Brain imaging and genetic studies link thinking patterns to addiction

Scientists have for the first time identified brain sites that fire up more when people make impulsive decisions. In a study comparing brain activity of sober alcoholics and non-addicted people making financial decisions, the group of sober alcoholics showed significantly more “impulsive” neural activity. – Alcoholics are more impulsive than non-addicted people making financial decisions, revealed by researcher Charlotte Boettiger at the University of North Carolina at Chapel Hill.

Medical myths even doctors believe

In a study entitled ?Medical Myths Even Doctors Believe? published in the Christmas issue of the British Medical Journal, Indiana University School of Medicine researchers explored seven commonly held medical beliefs. – Indiana University School of Medicine researchers explored seven commonly held medical beliefs. The study entitled “Medical Myths Even Doctors Believe” is published in the Christmas issue of the British Medical Journal.

Combination therapy and antibiotics may help multiple sclerosis patients

Combining a medication currently used to treat multiple sclerosis with an antibiotic may slow the progress of the disease in multiple sclerosis patients.
– A preliminary study suggests that combining a medication currently used to treat multiple sclerosis with an antibiotic may slow the progress of the disease, according to an article posted online today that will appear in the February 2008 print issue of Archives of Neurology, one of the JAMA/Archives journals.

Aging brain failures to communicate

Cognitive decline in aging may be linked to disruption of communication between different regions of the brain.
– A team of Howard Hughes Medical Institute researchers has shown that normal aging disrupts communication between different regions of the brain. The new research, which used advanced medical imaging techniques to look at the brain function of 93 healthy individuals from 18 to 93 years old, shows that this decline happens even in the absence of serious pathologies like Alzheimer’s disease.
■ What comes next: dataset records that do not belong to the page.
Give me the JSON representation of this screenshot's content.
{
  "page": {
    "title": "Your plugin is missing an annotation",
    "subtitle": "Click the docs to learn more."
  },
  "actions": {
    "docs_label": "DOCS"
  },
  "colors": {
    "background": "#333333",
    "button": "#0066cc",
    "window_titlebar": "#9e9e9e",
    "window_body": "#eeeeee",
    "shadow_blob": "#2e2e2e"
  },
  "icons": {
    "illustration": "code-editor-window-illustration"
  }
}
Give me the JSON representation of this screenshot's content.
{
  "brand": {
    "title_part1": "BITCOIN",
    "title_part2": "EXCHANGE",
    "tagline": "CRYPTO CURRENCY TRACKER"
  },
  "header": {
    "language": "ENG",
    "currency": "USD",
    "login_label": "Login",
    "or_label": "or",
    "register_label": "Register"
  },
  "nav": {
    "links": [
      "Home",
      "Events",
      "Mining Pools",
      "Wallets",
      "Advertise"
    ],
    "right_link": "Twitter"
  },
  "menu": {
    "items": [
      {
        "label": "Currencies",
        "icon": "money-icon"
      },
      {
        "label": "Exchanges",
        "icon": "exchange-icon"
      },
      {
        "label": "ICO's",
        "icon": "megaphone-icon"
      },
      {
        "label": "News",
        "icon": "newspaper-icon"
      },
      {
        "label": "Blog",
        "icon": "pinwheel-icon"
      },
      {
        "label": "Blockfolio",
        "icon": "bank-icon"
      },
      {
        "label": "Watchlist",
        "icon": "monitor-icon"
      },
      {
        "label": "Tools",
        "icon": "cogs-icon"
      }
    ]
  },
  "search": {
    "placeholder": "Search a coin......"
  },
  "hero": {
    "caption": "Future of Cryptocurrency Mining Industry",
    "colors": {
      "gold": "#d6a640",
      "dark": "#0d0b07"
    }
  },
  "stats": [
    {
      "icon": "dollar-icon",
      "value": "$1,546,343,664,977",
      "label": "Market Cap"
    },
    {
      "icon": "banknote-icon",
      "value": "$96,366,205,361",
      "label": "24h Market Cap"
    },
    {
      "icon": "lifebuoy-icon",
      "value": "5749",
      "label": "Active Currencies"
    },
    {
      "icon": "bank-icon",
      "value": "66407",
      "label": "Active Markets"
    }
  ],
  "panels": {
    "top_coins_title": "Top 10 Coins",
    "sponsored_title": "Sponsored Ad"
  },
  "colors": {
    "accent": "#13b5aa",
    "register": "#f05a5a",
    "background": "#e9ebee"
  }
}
Distorted self image the result of visual brain glitch, UCLA study

Body dysmorphic disorder tends to run in families and is especially common in people with obsessive-compulsive disorder. Thirty percent of people with BDD suffer from eating disorders, which are also linked to a distorted self-image.
– Although they look normal, people suffering from body dysmorphic disorder, or BDD, perceive themselves as ugly and disfigured. New imaging research reveals that the brains of these people look normal but function abnormally when processing visual details.

Why some young women are at greater risk of developing anorexia nervosa

Young women with past anorexia nervosa show vastly different patterns of brain activity compared to similar women without the eating disorder.
– Even after more than a year of maintaining a normalized body weight, young women who recovered from anorexia nervosa show vastly different patterns of brain activity compared to similar women without the eating disorder, Walter H. Kaye, M.D., professor of psychiatry, University of Pittsburgh School of Medicine, and colleagues report in the December issue of the American Journal of Psychiatry.